**THE PROBLEM**
Check every line of the entries below for the word "this". Then give the number of lines that have it, with nothing added.

(Dataset rows describing interfaces)
• • • • •

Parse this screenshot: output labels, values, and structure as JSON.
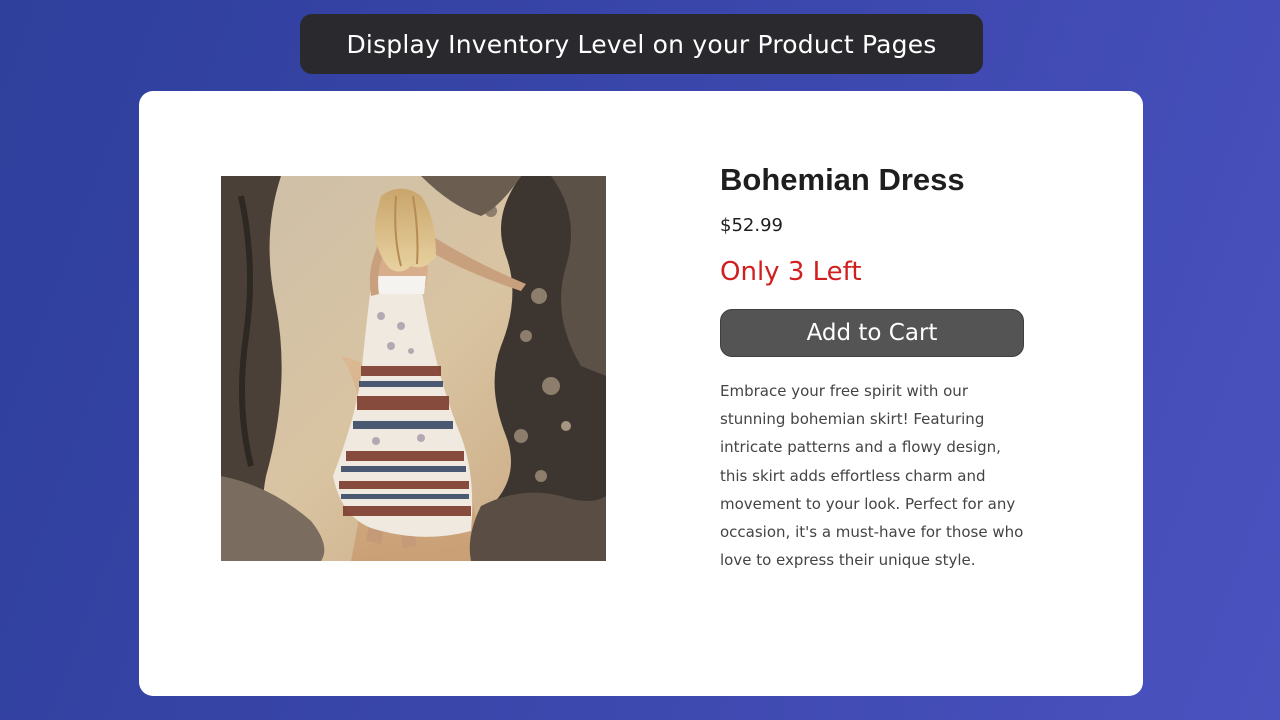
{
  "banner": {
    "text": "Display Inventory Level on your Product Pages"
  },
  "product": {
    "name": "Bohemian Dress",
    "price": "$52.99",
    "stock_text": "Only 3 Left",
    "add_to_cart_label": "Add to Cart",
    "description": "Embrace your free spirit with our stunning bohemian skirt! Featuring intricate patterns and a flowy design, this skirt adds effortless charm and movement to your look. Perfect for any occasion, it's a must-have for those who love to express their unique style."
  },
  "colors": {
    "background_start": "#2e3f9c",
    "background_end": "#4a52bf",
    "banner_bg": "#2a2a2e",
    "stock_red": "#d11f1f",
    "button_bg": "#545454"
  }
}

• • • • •

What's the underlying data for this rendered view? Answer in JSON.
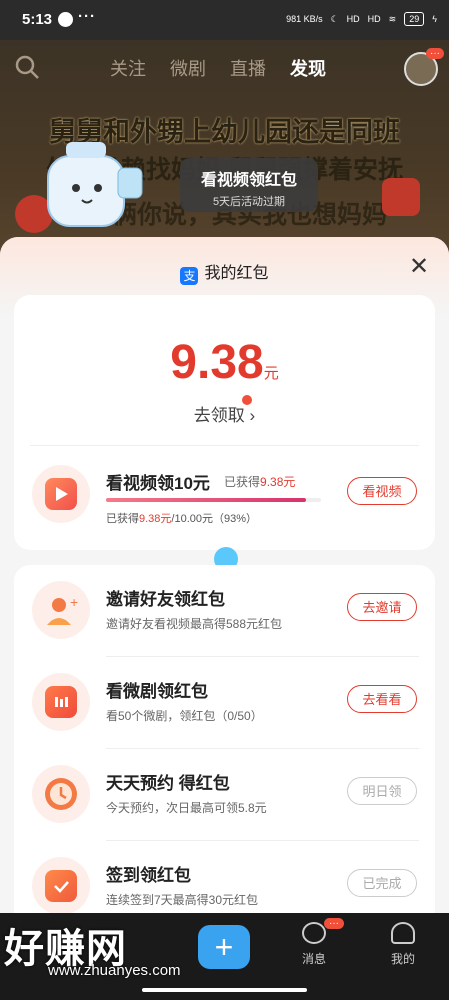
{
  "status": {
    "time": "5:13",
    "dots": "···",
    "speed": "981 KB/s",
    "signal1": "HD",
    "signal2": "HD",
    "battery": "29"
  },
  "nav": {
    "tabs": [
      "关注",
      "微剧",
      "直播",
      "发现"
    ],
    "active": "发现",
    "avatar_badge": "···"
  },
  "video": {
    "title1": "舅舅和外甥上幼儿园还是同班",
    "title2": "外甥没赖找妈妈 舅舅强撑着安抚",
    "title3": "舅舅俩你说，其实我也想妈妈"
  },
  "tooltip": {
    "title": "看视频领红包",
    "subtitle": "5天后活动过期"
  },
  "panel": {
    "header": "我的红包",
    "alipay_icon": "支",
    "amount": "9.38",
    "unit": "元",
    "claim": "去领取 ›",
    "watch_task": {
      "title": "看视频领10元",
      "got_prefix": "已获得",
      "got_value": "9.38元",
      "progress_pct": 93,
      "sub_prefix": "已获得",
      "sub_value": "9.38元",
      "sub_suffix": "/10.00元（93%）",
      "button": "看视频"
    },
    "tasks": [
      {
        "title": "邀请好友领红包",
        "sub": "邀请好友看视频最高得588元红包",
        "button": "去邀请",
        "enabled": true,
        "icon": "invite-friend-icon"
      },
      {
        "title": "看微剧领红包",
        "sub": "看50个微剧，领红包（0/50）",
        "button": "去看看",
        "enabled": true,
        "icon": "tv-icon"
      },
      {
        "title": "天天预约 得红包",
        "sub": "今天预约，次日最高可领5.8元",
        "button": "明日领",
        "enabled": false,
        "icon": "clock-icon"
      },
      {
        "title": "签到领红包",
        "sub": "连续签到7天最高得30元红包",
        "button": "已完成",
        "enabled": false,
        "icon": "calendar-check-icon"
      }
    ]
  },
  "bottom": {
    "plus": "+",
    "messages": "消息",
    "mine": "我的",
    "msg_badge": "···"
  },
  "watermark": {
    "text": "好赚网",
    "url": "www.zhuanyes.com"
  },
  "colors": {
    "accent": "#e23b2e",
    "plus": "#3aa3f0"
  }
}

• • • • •

**ANSWER SPACE**
3